Days 4 & 5: Polar Bear Photography in Kaktovik
Over the next two days
we are immersed in the world of the polar bear. Each morning, following breakfast, we board the boats to spend three hours cruising close to shore to look for bears. After returning for lunch and some rest time at the hotel, we depart on another three-hour outing each afternoon. The sight of the bears induces sheer delight, and we may get photos of lone males, mothers with growing cubs, or sparring juvenile males learning to play-fight. At times, the bears may be resting, so we never know exactly what to expect. Keep your camera poised for other Arctic wildlife, too, such as wolves, Arctic fox
and seabirds. The realm we explore is one of the most primitive and untouched places on the continent. Protected as part of the Arctic Refuge—the largest wildlife sanctuary in the United States—this land is unmarred by any roads or trails, and Kaktovik is the only human habitation inside its bounds.
While we can never predict how many bears we may see, their numbers are increasing around Kaktovik. The reason is a warming climate. In years past, the Beaufort Sea remained mostly frozen year-round, with pack ice accessible not far offshore. Now, the ice is melting earlier, what remains may be 200 miles away, and freeze-up happens later. Since seal hunting—the polar bears’ main means of sustenance—requires sea ice, the Southern Beaufort population is being forced to adapt. In Kaktovik, the bears have found an alternate food source to sustain them through the lean summer and autumn months: the carcasses of several bowhead whales that Native villagers are permitted to harvest seasonally as part of their traditional subsistence lifestyle and ancient cultural practice.

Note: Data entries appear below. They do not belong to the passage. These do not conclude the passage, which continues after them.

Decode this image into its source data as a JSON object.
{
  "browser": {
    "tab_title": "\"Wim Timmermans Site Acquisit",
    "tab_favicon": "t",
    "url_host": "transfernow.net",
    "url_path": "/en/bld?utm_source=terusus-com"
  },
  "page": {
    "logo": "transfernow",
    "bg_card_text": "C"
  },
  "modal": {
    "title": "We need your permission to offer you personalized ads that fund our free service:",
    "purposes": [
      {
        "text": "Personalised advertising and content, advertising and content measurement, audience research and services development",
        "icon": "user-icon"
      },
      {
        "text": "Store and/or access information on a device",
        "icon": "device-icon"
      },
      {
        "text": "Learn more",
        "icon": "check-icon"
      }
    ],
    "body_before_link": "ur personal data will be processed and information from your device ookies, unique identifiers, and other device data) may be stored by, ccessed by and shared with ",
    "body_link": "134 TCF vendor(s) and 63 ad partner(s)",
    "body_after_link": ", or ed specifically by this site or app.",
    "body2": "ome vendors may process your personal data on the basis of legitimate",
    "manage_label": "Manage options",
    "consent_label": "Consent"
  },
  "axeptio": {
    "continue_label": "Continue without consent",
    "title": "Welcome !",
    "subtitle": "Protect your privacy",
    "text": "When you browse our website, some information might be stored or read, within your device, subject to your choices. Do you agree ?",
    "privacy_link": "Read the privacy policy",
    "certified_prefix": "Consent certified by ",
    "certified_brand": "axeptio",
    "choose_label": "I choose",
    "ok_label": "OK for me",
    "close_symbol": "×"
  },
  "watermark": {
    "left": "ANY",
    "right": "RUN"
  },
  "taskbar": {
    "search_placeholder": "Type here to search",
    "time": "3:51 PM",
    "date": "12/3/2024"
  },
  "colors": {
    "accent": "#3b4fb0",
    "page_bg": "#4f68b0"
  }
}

While we are here to enjoy the presence of wild polar bears and to capture thrilling photos of them, we are also witnessing profound changes in a rapidly warming Arctic, which are creating the very phenomenon we have come to see. Evening conversations with local people provide further insight into Arctic life in the 21st century, and we learn about how people are also trying to adapt.
Day 6: Polar Bear Viewing / Fly to Fairbanks
After breakfast, we are scheduled to make a sixth and final boat excursion among the polar bears, capturing a final chance to capture photos that are the hallmark of this singular experience. We return to the hotel for lunch before boarding our private chartered flight back to Fairbanks this afternoon. On arrival, transfer to our hotel on the banks of the Chena River in the heart of lively downtown Fairbanks. This evening, share your favorite moments with the polar bears over a farewell dinner.
Day 7: Fairbanks / Depart
Today, our Alaska polar bear photo safari comes to a close as we transfer to the airport for flights home.
Please note: Our daily itinerary is contingent upon weather and local conditions. Exact timing and activities will depend upon those circumstances and are at the discretion of our Expedition Leader. Because weather can affect the limited number of scheduled commercial flights to and from Kaktovik, we choose to charter our own private aircraft for maximum convenience and flexibility.
Physical Rating: Moderate